One of the most interesting questions asked by the audience was about the very cause of addictions.  Why can't a gene be identified?  Couldn't there be an inoculation or medication for those with the identified gene?  But there is no gold standard for addiction.  It is the result of heredity, biological, psychological and social pressures.  "There is also a spiritual element," Lawford said.  It affects each person differently.  Great food for thought in the light of all the recent focus on violence and mental illness.  It is also important to know that most crimes are committed by those under the influence of some substance.  I applaud them for bringing this subject out in the open.  As Kennedy said:  "We are standing on the threshold of grappling with this issue and really making substantial improvements but it will only happen with political activism, people calling for a change."

Friday, January 18, 2013

Homeless in Harvard Square

There is a new installation in Harvard Square that is hard to miss and drawing attention to the plight of the young and homeless in Massachusetts.  Part of the Invisible Faces Project by photographer Anthony Pira, it shows the real faces of those without a place to call home and presents the public with the reasons why.

These are the reasons why many young people choose to flee home, a safety haven that most of us take for granted.  Young adults, age 18-24 are no longer part of the foster care system.  Often, they leave due to abusive situations or they have been kicked out due to their sexual orientation. Sometimes, they cannot find jobs and their families can no longer financially support them.

It affects thousands.  Many will take to the streets, without any income, doing whatever they can to survive and often turning to drugs and alcohol for temporary comfort.  If you travel through Harvard Square you are likely to see some of them as they gather near the T Station in an area that they call "the pit." 

The faces of homeless teens are often not what one would expect.  Some look just like the suburban teens on shopping excursions or meeting friends at restaurants.  This does not make their problems any less real.

The project is spreading out across the country and encompasses ten major cities from here to Chicago and Los Angeles, where these young people search for any place that can offer them safety, sleep, food and basic human needs.

One such place is Youth On Fire, in Harvard Square, which helps these young people find the help that they need when no one, not even their families, seem to care.

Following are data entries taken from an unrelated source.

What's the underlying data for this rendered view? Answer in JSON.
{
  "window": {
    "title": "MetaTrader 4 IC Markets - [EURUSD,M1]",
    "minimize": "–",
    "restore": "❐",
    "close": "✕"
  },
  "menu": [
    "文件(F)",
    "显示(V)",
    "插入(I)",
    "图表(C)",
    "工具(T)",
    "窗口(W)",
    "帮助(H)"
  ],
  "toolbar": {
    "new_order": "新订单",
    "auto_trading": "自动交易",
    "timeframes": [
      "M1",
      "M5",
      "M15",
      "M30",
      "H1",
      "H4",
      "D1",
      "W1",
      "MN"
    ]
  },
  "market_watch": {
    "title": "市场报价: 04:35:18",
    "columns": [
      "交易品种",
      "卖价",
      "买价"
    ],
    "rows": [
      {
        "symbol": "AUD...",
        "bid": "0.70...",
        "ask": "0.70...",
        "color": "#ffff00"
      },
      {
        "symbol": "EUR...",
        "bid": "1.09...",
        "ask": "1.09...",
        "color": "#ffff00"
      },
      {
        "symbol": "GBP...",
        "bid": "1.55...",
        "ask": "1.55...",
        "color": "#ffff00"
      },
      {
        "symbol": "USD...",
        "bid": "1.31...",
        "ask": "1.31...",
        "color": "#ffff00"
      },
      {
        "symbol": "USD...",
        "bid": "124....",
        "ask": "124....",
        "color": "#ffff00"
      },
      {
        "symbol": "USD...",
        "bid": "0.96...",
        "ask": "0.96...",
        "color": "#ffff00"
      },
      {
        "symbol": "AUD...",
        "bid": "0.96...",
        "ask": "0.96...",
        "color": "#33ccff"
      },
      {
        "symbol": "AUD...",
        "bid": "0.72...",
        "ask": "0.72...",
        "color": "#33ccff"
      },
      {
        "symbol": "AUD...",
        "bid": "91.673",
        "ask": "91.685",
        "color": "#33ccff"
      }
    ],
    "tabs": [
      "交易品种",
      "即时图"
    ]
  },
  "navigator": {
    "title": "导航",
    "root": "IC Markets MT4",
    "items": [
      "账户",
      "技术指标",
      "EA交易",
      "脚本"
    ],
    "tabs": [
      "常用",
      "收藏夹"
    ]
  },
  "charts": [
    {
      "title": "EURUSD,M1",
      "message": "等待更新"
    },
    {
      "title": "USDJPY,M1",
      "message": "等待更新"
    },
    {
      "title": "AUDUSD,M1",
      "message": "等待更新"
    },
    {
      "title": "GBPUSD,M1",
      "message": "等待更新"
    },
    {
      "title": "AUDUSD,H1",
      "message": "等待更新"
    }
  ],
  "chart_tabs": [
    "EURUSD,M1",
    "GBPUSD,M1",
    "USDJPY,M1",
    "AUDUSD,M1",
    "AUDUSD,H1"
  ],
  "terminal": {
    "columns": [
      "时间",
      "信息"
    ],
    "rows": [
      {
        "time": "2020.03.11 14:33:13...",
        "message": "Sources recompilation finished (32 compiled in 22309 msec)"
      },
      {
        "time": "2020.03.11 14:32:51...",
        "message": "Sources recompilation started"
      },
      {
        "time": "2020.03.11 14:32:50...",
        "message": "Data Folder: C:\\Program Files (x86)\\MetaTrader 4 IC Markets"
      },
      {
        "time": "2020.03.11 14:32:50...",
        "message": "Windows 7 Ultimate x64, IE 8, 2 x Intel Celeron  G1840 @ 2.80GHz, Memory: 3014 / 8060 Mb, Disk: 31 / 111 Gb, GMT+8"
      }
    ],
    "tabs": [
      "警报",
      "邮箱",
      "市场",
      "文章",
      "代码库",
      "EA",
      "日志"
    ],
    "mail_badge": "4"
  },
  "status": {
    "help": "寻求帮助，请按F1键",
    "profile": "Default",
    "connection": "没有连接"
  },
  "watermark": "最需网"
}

The installation is intended to both bring the situation to light and begin a dialogue.  It also hopes to garner donations and volunteers.  I can't help but look at the faces and see the potential or think how ill-equipped I would have been at their age to survive on my own.  I'd encourage you to stop and take it in if you are in the area.

Saturday, January 5, 2013

As one of the first food bloggers in Boston, part of a small group who were quietly invited to restaurants, meet new Chefs, consult and discuss the food, I feel it's now become overrun with blogs of lesser quality and attention to detail.  I want to lead lead the way, again, to new places and ideas. There are now hundreds of food bloggers, obsequious and all over the world, thousands, millions. They scramble around each other for new Chefs and worship at tables, cameras ready to photograph the plates so beautiful. I did it, too. All the gossip, all the news, all the nights out then running home to chronicle it all.  I tried to capture every story. As Jason Santos said: "It's just food."

Now, I'm ready to not only still showcase the food of Boston but also to feature the arts, ideas, culture, and lifestyles of people who are not trying to be celebrities or famous, those who have no personal agenda, those who are just real.  And to bring those stories out in more meaningful ways.